Nevertheless, highlighting the life of Noah, Pope Francis argues, all it takes is “one good person” to take action in collaboration with God to open a path to salvation and restore hope (“Laudato Si,” No. 71). The pope goes on to observe, in the biblical tradition, such renewal “entails recovering and respecting the rhythms inscribed in nature by the hand of the Creator.”

Living with less and proper disposal
Continuing with our coverage of the seven goals of “Laudato Si,” this month’s goal is “The Adoption of Sustainable Lifestyles,” which directs us to restore the earth’s natural rhythms by living simply and using resources and energy responsibly. According to the “Laudato Si” Action Platform, sustainable lifestyle actions could include “reducing waste and recycling, adopting sustainable dietary habits (opting for a more plant-based diet and reducing meat consumption), greater use of public transport, active mobility (walking, cycling), and avoiding single-use items. Such behaviors contribute toward the harmonious completion of creation for our own good, that of our neighbors, and future generations.

But knowing “what to put where” can be one of the biggest barriers to adopting sustainable practices at home and at work. California legislation has pushed waste collection service providers to facilitate the diversion of as much trash as possible away from the landfill and into recycling or composting efforts. While differences have existed among providers as their equipment has caught up to the enacted policies, today, the rules for disposing items into the black trash, blue recycle, and green compost bins are fairly universal across the San Diego region:

  • Green bin for organic waste — plant/yard trimmings, food, and paper (even soiled paper)
  • Blue recycle bin — metal, glass, dry paper products, and HARD plastics with chasing arrow symbol
  • Black trash bin — everything else, to include soft, flimsy plastics and rigid compostables that appear to be plastic


  1. Do not put plastic bags in either the blue or green bin — they are not recyclable nor compostable and become tangled in the sorting machinery.
  2. Similarly, do not put “tanglers” such as hoses, Christmas lights, and wire coat hangers in the blue or green bins; these items go in the black bin.
  3. Soiled diapers and dog waste bags must ALWAYS go in the black bin.
  4. All types of batteries are considered hazardous waste in California and are not allowed in landfills.  Battery and electronics recycling locations can be found at “I Love a Clean San Diego’s Waste Free SD” site, https://wastefreesd.org.

Some key tips:

  • Stock your shelves with compostable items instead of single-use plastics, which cannot be recycled.
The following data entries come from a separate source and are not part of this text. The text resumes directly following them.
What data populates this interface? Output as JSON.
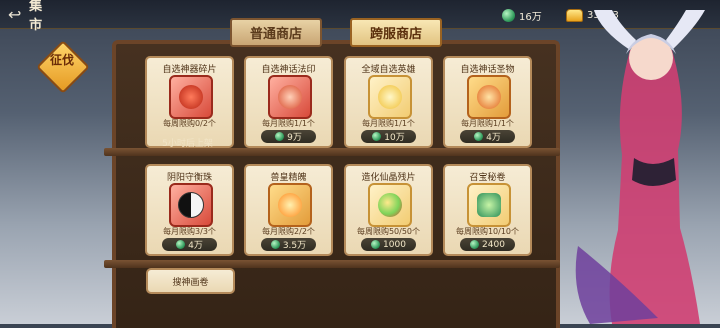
{
  "header": {
    "back_icon": "back-arrow-icon",
    "title": "集市"
  },
  "resources": {
    "jade": {
      "icon": "jade-icon",
      "value": "16万"
    },
    "gold": {
      "icon": "gold-ingot-icon",
      "value": "33483"
    }
  },
  "side_tab": {
    "label": "征伐"
  },
  "tabs": [
    {
      "label": "普通商店",
      "active": false
    },
    {
      "label": "跨服商店",
      "active": true
    }
  ],
  "items": [
    {
      "name": "自选神器碎片",
      "limit": "每周限购0/2个",
      "restock": "5小时后上架"
    },
    {
      "name": "自选神话法印",
      "limit": "每月限购1/1个",
      "price": "9万"
    },
    {
      "name": "全域自选英雄",
      "limit": "每月限购1/1个",
      "price": "10万"
    },
    {
      "name": "自选神话圣物",
      "limit": "每月限购1/1个",
      "price": "4万"
    },
    {
      "name": "阴阳守衡珠",
      "limit": "每月限购3/3个",
      "price": "4万"
    },
    {
      "name": "兽皇精魄",
      "limit": "每月限购2/2个",
      "price": "3.5万"
    },
    {
      "name": "造化仙晶残片",
      "limit": "每周限购50/50个",
      "price": "1000"
    },
    {
      "name": "召宝秘卷",
      "limit": "每周限购10/10个",
      "price": "2400"
    },
    {
      "name": "搜神画卷"
    }
  ],
  "colors": {
    "accent": "#e2c482",
    "jade": "#2f9a5b",
    "gold": "#e8a31d"
  }
}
Better yet, use real dishes and silverware!
  • Compostable items that are rigid and look like plastic must go into the black trash bin, as they decompose at a slower rate than other compostables. They still offer the benefit of breaking down in the landfill, but cannot go through compost machinery alongside other organic items.
  • Create labels for bins with pictures of the commonly used items in a space to make it easier for proper disposal.
  • For large events, consider posting volunteers near trash receptacles to guide people gently to the right container.

Whether it’s taking action in energy use, plastics use, consumption of red meat or some other area of environmental degradation, helping to restore harmony to the rhythms of creation draws us all closer to our Creator and each other. If you need any help in instituting these processes within your home, school, or parish, please don’t hesitate to reach out to the SD Catholic Creation Care Ministry at cslentz@sdcatholic.org.

Tags: , , ,

Recent News

You May Also Like

Catholics Called to Ecological Spirituality

Saving summer and beyond

Nine years of “Laudato Si: On Care for Our Common Home”!

Our response to the cry of the poor

Ecology education goes to camp

Cardinal highlights role of ‘Laudato Si’